INSTRUCTIONS TO FOLLOW | Each line from the one with "Enumerate this screenshot's" through the final line of the entries below must be printed exactly, and the pictures must not be.

RECORDS PROVIDED |

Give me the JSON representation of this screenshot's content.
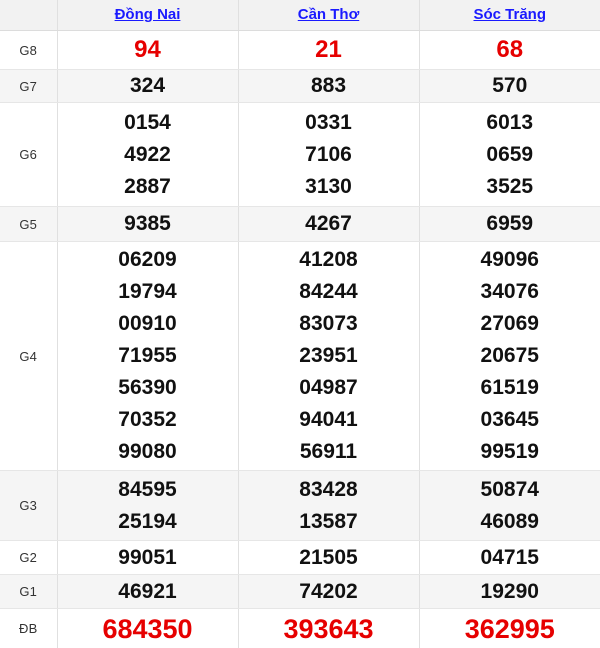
{
  "table": {
    "label_column_header": "",
    "provinces": [
      {
        "name": "Đồng Nai",
        "icon": "external-link"
      },
      {
        "name": "Cần Thơ",
        "icon": "external-link"
      },
      {
        "name": "Sóc Trăng",
        "icon": "external-link"
      }
    ],
    "colors": {
      "link": "#1a1aff",
      "highlight": "#e60000",
      "text": "#111111",
      "header_bg": "#f2f2f2",
      "stripe_bg": "#f5f5f5",
      "plain_bg": "#ffffff",
      "border": "#e0e0e0"
    },
    "rows": [
      {
        "label": "G8",
        "highlight": true,
        "cells": [
          [
            "94"
          ],
          [
            "21"
          ],
          [
            "68"
          ]
        ]
      },
      {
        "label": "G7",
        "highlight": false,
        "cells": [
          [
            "324"
          ],
          [
            "883"
          ],
          [
            "570"
          ]
        ]
      },
      {
        "label": "G6",
        "highlight": false,
        "cells": [
          [
            "0154",
            "4922",
            "2887"
          ],
          [
            "0331",
            "7106",
            "3130"
          ],
          [
            "6013",
            "0659",
            "3525"
          ]
        ]
      },
      {
        "label": "G5",
        "highlight": false,
        "cells": [
          [
            "9385"
          ],
          [
            "4267"
          ],
          [
            "6959"
          ]
        ]
      },
      {
        "label": "G4",
        "highlight": false,
        "cells": [
          [
            "06209",
            "19794",
            "00910",
            "71955",
            "56390",
            "70352",
            "99080"
          ],
          [
            "41208",
            "84244",
            "83073",
            "23951",
            "04987",
            "94041",
            "56911"
          ],
          [
            "49096",
            "34076",
            "27069",
            "20675",
            "61519",
            "03645",
            "99519"
          ]
        ]
      },
      {
        "label": "G3",
        "highlight": false,
        "cells": [
          [
            "84595",
            "25194"
          ],
          [
            "83428",
            "13587"
          ],
          [
            "50874",
            "46089"
          ]
        ]
      },
      {
        "label": "G2",
        "highlight": false,
        "cells": [
          [
            "99051"
          ],
          [
            "21505"
          ],
          [
            "04715"
          ]
        ]
      },
      {
        "label": "G1",
        "highlight": false,
        "cells": [
          [
            "46921"
          ],
          [
            "74202"
          ],
          [
            "19290"
          ]
        ]
      },
      {
        "label": "ĐB",
        "highlight": true,
        "cells": [
          [
            "684350"
          ],
          [
            "393643"
          ],
          [
            "362995"
          ]
        ]
      }
    ]
  }
}
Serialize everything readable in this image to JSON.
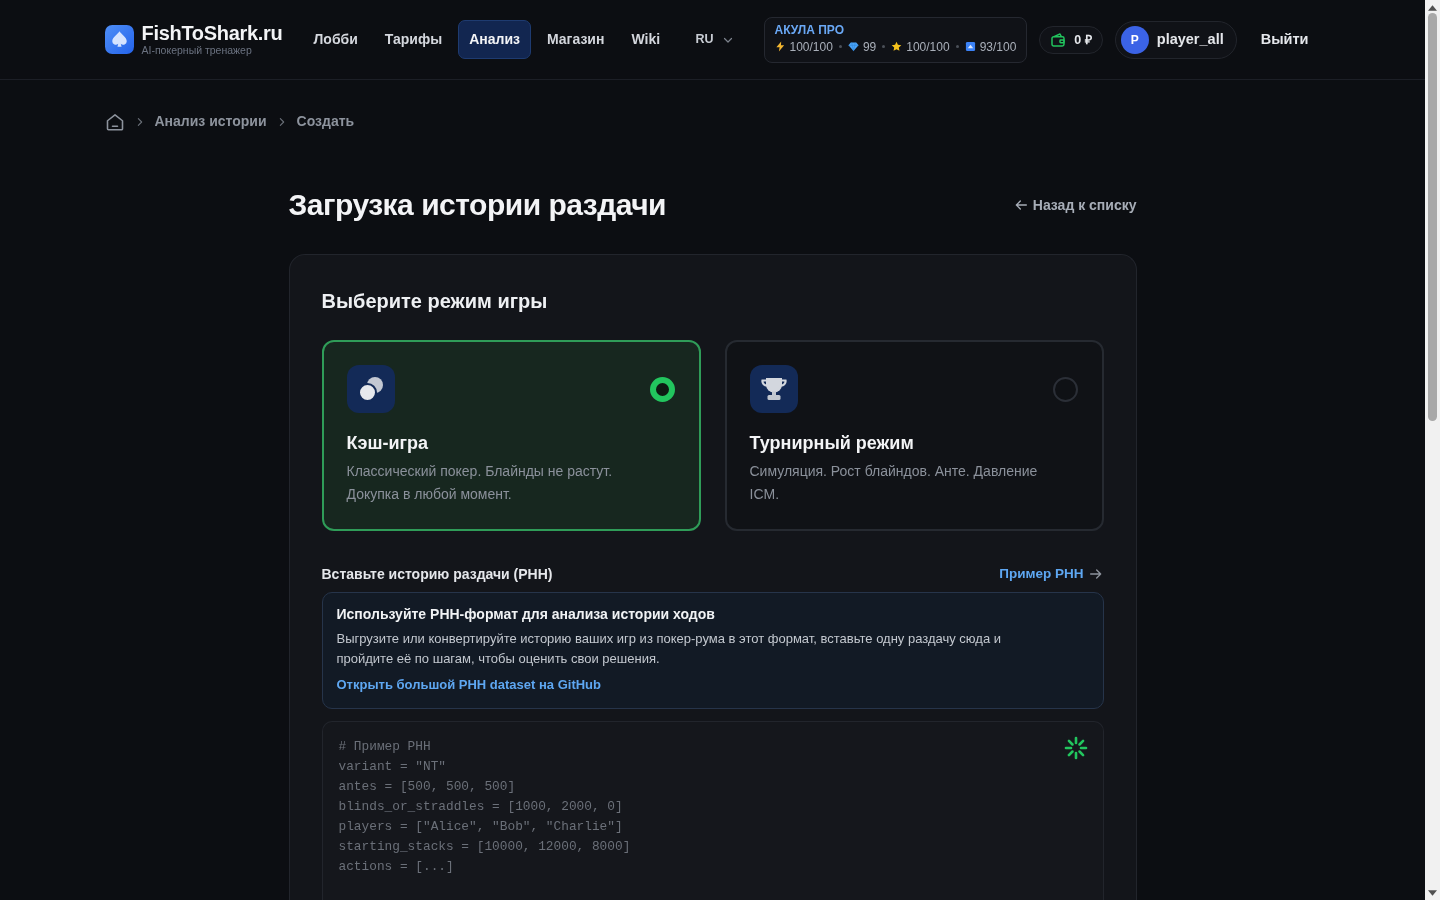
{
  "header": {
    "logo": {
      "title": "FishToShark.ru",
      "subtitle": "AI-покерный тренажер"
    },
    "nav": [
      {
        "label": "Лобби",
        "selected": false
      },
      {
        "label": "Тарифы",
        "selected": false
      },
      {
        "label": "Анализ",
        "selected": true
      },
      {
        "label": "Магазин",
        "selected": false
      },
      {
        "label": "Wiki",
        "selected": false
      }
    ],
    "language": "RU",
    "plan": {
      "name": "АКУЛА ПРО",
      "stats": [
        {
          "kind": "energy",
          "value": "100/100"
        },
        {
          "kind": "gems",
          "value": "99"
        },
        {
          "kind": "stars",
          "value": "100/100"
        },
        {
          "kind": "rank",
          "value": "93/100"
        }
      ]
    },
    "wallet": "0 ₽",
    "user": {
      "initial": "P",
      "name": "player_all"
    },
    "logout": "Выйти"
  },
  "breadcrumb": [
    "Анализ истории",
    "Создать"
  ],
  "page": {
    "title": "Загрузка истории раздачи",
    "back_link": "Назад к списку"
  },
  "modes": {
    "heading": "Выберите режим игры",
    "options": [
      {
        "kind": "cash",
        "title": "Кэш-игра",
        "description": "Классический покер. Блайнды не растут. Докупка в любой момент.",
        "selected": true
      },
      {
        "kind": "tournament",
        "title": "Турнирный режим",
        "description": "Симуляция. Рост блайндов. Анте. Давление ICM.",
        "selected": false
      }
    ]
  },
  "history": {
    "label": "Вставьте историю раздачи (PHH)",
    "example_link": "Пример PHH",
    "info": {
      "title": "Используйте PHH-формат для анализа истории ходов",
      "text": "Выгрузите или конвертируйте историю ваших игр из покер-рума в этот формат, вставьте одну раздачу сюда и пройдите её по шагам, чтобы оценить свои решения.",
      "link": "Открыть большой PHH dataset на GitHub"
    },
    "input": {
      "placeholder": "# Пример PHH\nvariant = \"NT\"\nantes = [500, 500, 500]\nblinds_or_straddles = [1000, 2000, 0]\nplayers = [\"Alice\", \"Bob\", \"Charlie\"]\nstarting_stacks = [10000, 12000, 8000]\nactions = [...]"
    }
  }
}
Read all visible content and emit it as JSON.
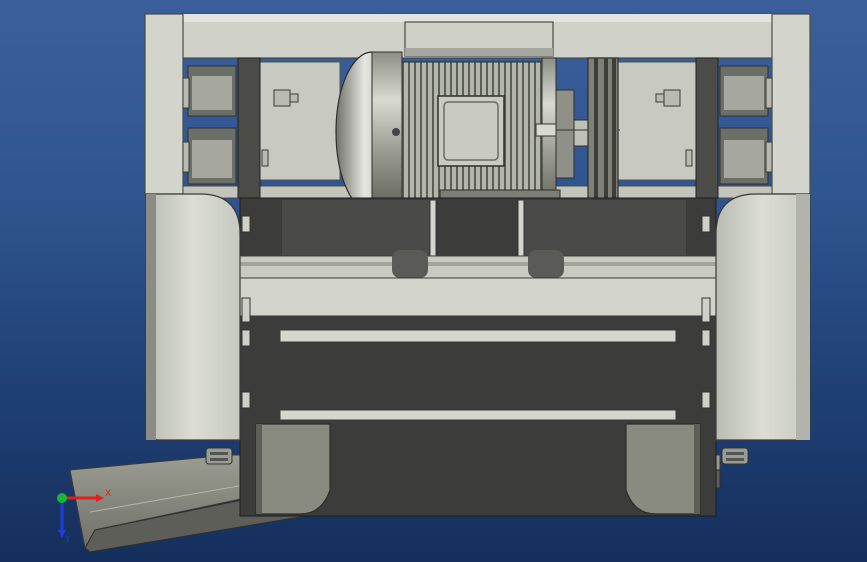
{
  "viewport": {
    "background_top": "#3b5f9a",
    "background_bottom": "#152f5c"
  },
  "model": {
    "frame_color": "#d0d2c9",
    "frame_shadow": "#a9aca2",
    "dark_steel": "#3c3d3b",
    "motor_color": "#a8aa9f"
  },
  "triad": {
    "x_label": "X",
    "y_label": "Y",
    "x_color": "#e0201a",
    "y_color": "#1d3fd8",
    "z_color": "#18b834"
  }
}
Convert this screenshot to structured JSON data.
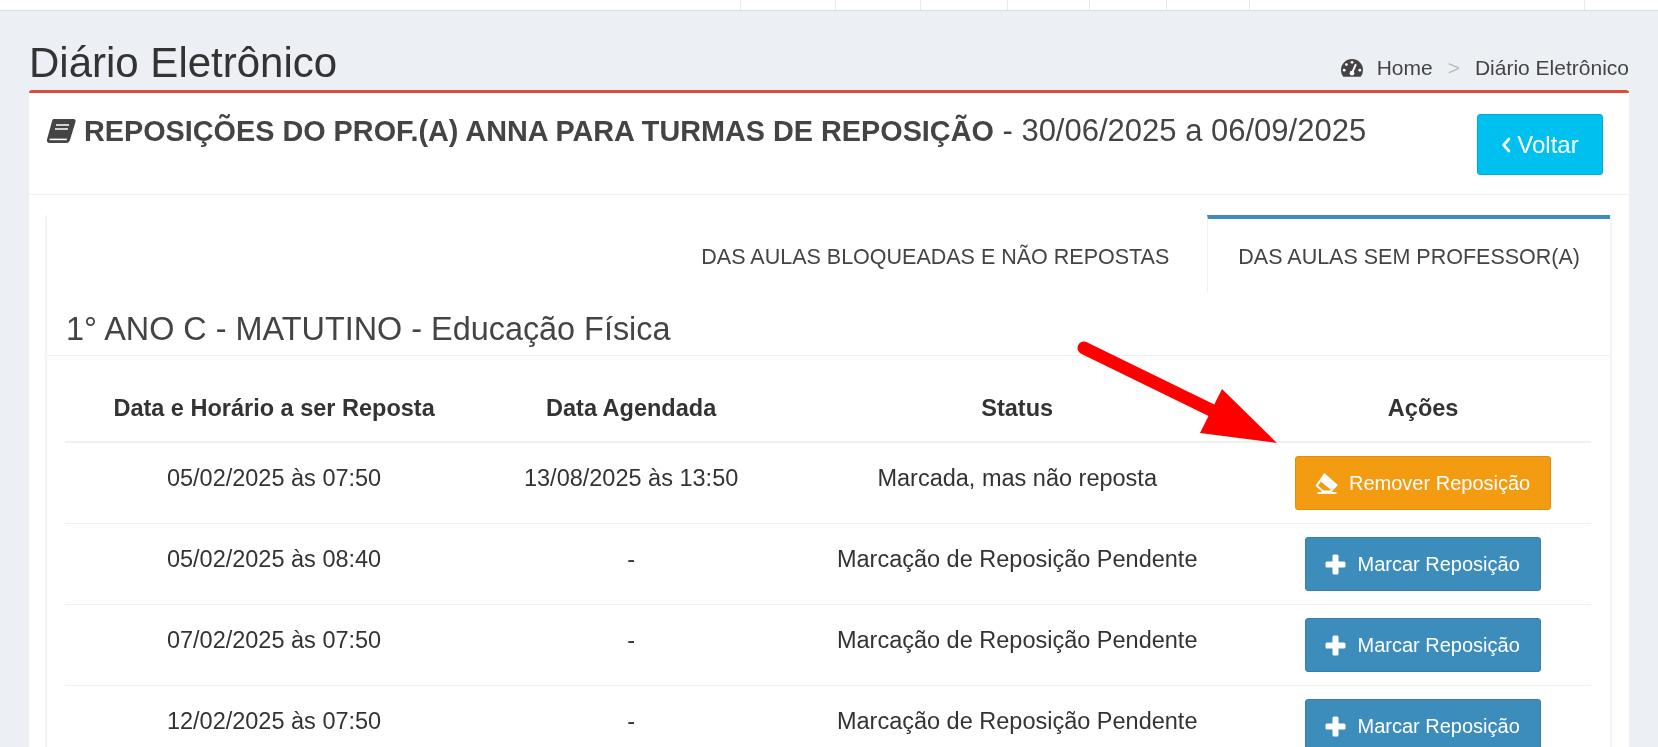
{
  "page_header": {
    "title": "Diário Eletrônico",
    "breadcrumb": {
      "separator": ">",
      "items": [
        {
          "label": "Home",
          "kind": "home"
        },
        {
          "label": "Diário Eletrônico",
          "kind": "current"
        }
      ]
    }
  },
  "box": {
    "title": "**REPOSIÇÕES DO PROF.(A) ANNA PARA TURMAS DE REPOSIÇÃO** - 30/06/2025 a 06/09/2025",
    "back_button": "Voltar"
  },
  "tabs": [
    {
      "label": "DAS AULAS BLOQUEADAS E NÃO REPOSTAS",
      "selected": false
    },
    {
      "label": "DAS AULAS SEM PROFESSOR(A)",
      "selected": true
    }
  ],
  "section": {
    "title": "1° ANO C - MATUTINO - Educação Física"
  },
  "table": {
    "columns": [
      "Data e Horário a ser Reposta",
      "Data Agendada",
      "Status",
      "Ações"
    ],
    "rows": [
      {
        "cells": [
          "05/02/2025 às 07:50",
          "13/08/2025 às 13:50",
          "Marcada, mas não reposta"
        ],
        "action": {
          "kind": "remove",
          "label": "Remover Reposição"
        }
      },
      {
        "cells": [
          "05/02/2025 às 08:40",
          "-",
          "Marcação de Reposição Pendente"
        ],
        "action": {
          "kind": "mark",
          "label": "Marcar Reposição"
        }
      },
      {
        "cells": [
          "07/02/2025 às 07:50",
          "-",
          "Marcação de Reposição Pendente"
        ],
        "action": {
          "kind": "mark",
          "label": "Marcar Reposição"
        }
      },
      {
        "cells": [
          "12/02/2025 às 07:50",
          "-",
          "Marcação de Reposição Pendente"
        ],
        "action": {
          "kind": "mark",
          "label": "Marcar Reposição"
        }
      }
    ]
  }
}
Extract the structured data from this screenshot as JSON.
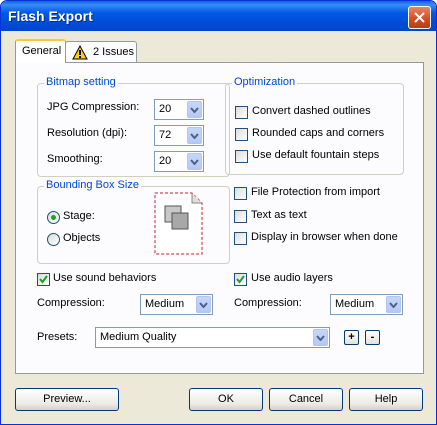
{
  "window": {
    "title": "Flash Export"
  },
  "tabs": [
    {
      "label": "General"
    },
    {
      "label": "2 Issues"
    }
  ],
  "bitmap": {
    "legend": "Bitmap setting",
    "jpg_label": "JPG Compression:",
    "jpg_value": "20",
    "res_label": "Resolution (dpi):",
    "res_value": "72",
    "smooth_label": "Smoothing:",
    "smooth_value": "20"
  },
  "optimization": {
    "legend": "Optimization",
    "items": [
      {
        "label": "Convert dashed outlines",
        "checked": false
      },
      {
        "label": "Rounded caps and corners",
        "checked": false
      },
      {
        "label": "Use default fountain steps",
        "checked": false
      }
    ]
  },
  "bbox": {
    "legend": "Bounding Box Size",
    "stage": "Stage:",
    "objects": "Objects",
    "selected": "stage"
  },
  "options": [
    {
      "label": "File Protection from import",
      "checked": false
    },
    {
      "label": "Text as text",
      "checked": false
    },
    {
      "label": "Display in browser when done",
      "checked": false
    }
  ],
  "sound": {
    "label": "Use sound behaviors",
    "checked": true,
    "compression_label": "Compression:",
    "compression_value": "Medium"
  },
  "audio": {
    "label": "Use audio layers",
    "checked": true,
    "compression_label": "Compression:",
    "compression_value": "Medium"
  },
  "presets": {
    "label": "Presets:",
    "value": "Medium Quality",
    "add": "+",
    "remove": "-"
  },
  "buttons": {
    "preview": "Preview...",
    "ok": "OK",
    "cancel": "Cancel",
    "help": "Help"
  }
}
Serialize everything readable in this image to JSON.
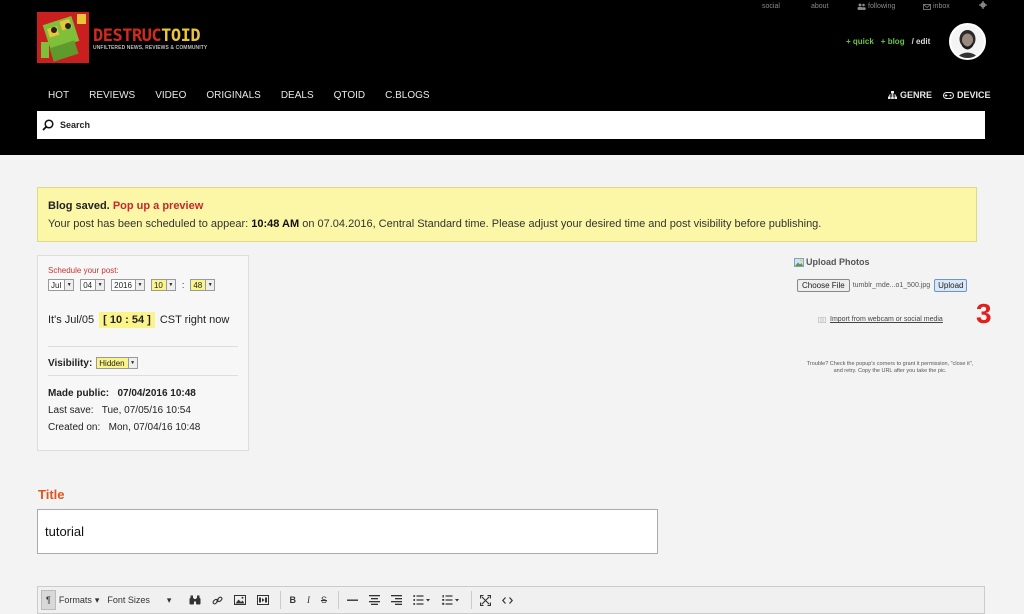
{
  "top_links": {
    "social": "social",
    "about": "about",
    "following": "following",
    "inbox": "inbox"
  },
  "logo": {
    "part1": "DESTRUC",
    "part2": "TOID",
    "tagline": "UNFILTERED NEWS, REVIEWS & COMMUNITY"
  },
  "user_actions": {
    "quick": "+ quick",
    "blog": "+ blog",
    "edit": "/ edit"
  },
  "nav": {
    "items": [
      "HOT",
      "REVIEWS",
      "VIDEO",
      "ORIGINALS",
      "DEALS",
      "QTOID",
      "C.BLOGS"
    ],
    "genre": "GENRE",
    "device": "DEVICE"
  },
  "search": {
    "placeholder": "Search"
  },
  "alert": {
    "saved": "Blog saved.",
    "preview_link": "Pop up a preview",
    "msg_before": "Your post has been scheduled to appear:",
    "time": "10:48 AM",
    "msg_after": "on 07.04.2016, Central Standard time. Please adjust your desired time and post visibility before publishing."
  },
  "schedule": {
    "label": "Schedule your post:",
    "month": "Jul",
    "day": "04",
    "year": "2016",
    "hour": "10",
    "minute": "48",
    "now_prefix": "It's Jul/05",
    "now_time": "[ 10 : 54 ]",
    "now_suffix": "CST right now",
    "visibility_label": "Visibility:",
    "visibility_value": "Hidden",
    "made_public_label": "Made public:",
    "made_public_value": "07/04/2016 10:48",
    "last_save_label": "Last save:",
    "last_save_value": "Tue, 07/05/16 10:54",
    "created_label": "Created on:",
    "created_value": "Mon, 07/04/16 10:48"
  },
  "upload": {
    "title": "Upload Photos",
    "choose_file": "Choose File",
    "file_name": "tumblr_mde...o1_500.jpg",
    "upload_button": "Upload",
    "import_link": "Import from webcam or social media",
    "step_number": "3",
    "trouble": "Trouble? Check the popup's corners to grant it permission, \"close it\", and retry. Copy the URL after you take the pic."
  },
  "title_section": {
    "label": "Title",
    "value": "tutorial"
  },
  "toolbar": {
    "formats": "Formats",
    "font_sizes": "Font Sizes"
  },
  "colors": {
    "accent_red": "#c6282b",
    "title_orange": "#e2541e",
    "green": "#6cc24a",
    "alert_bg": "#fbf7a7"
  }
}
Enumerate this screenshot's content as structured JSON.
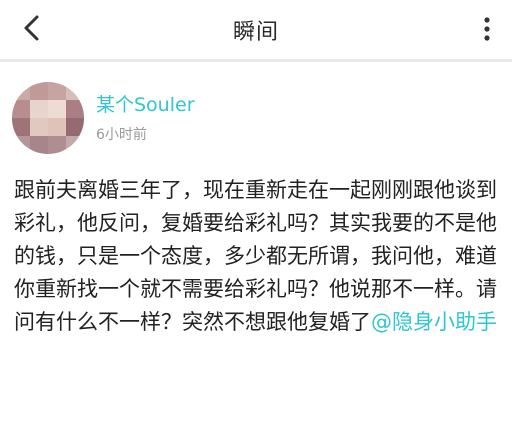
{
  "header": {
    "title": "瞬间",
    "back_icon": "chevron-left-icon",
    "more_icon": "more-vertical-icon"
  },
  "post": {
    "author": "某个Souler",
    "time": "6小时前",
    "avatar": "blurred-avatar",
    "text": "跟前夫离婚三年了，现在重新走在一起刚刚跟他谈到彩礼，他反问，复婚要给彩礼吗？其实我要的不是他的钱，只是一个态度，多少都无所谓，我问他，难道你重新找一个就不需要给彩礼吗？他说那不一样。请问有什么不一样？突然不想跟他复婚了",
    "mention": "@隐身小助手"
  },
  "colors": {
    "accent": "#2ec6d3",
    "text": "#222222",
    "muted": "#9a9a9a"
  }
}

EXERCISE OUTPUT |
Enumerate this screenshot's content as structured JSON.
{
  "header": {
    "title": "瞬间",
    "back_icon": "chevron-left-icon",
    "more_icon": "more-vertical-icon"
  },
  "post": {
    "author": "某个Souler",
    "time": "6小时前",
    "avatar": "blurred-avatar",
    "text": "跟前夫离婚三年了，现在重新走在一起刚刚跟他谈到彩礼，他反问，复婚要给彩礼吗？其实我要的不是他的钱，只是一个态度，多少都无所谓，我问他，难道你重新找一个就不需要给彩礼吗？他说那不一样。请问有什么不一样？突然不想跟他复婚了",
    "mention": "@隐身小助手"
  },
  "colors": {
    "accent": "#2ec6d3",
    "text": "#222222",
    "muted": "#9a9a9a"
  }
}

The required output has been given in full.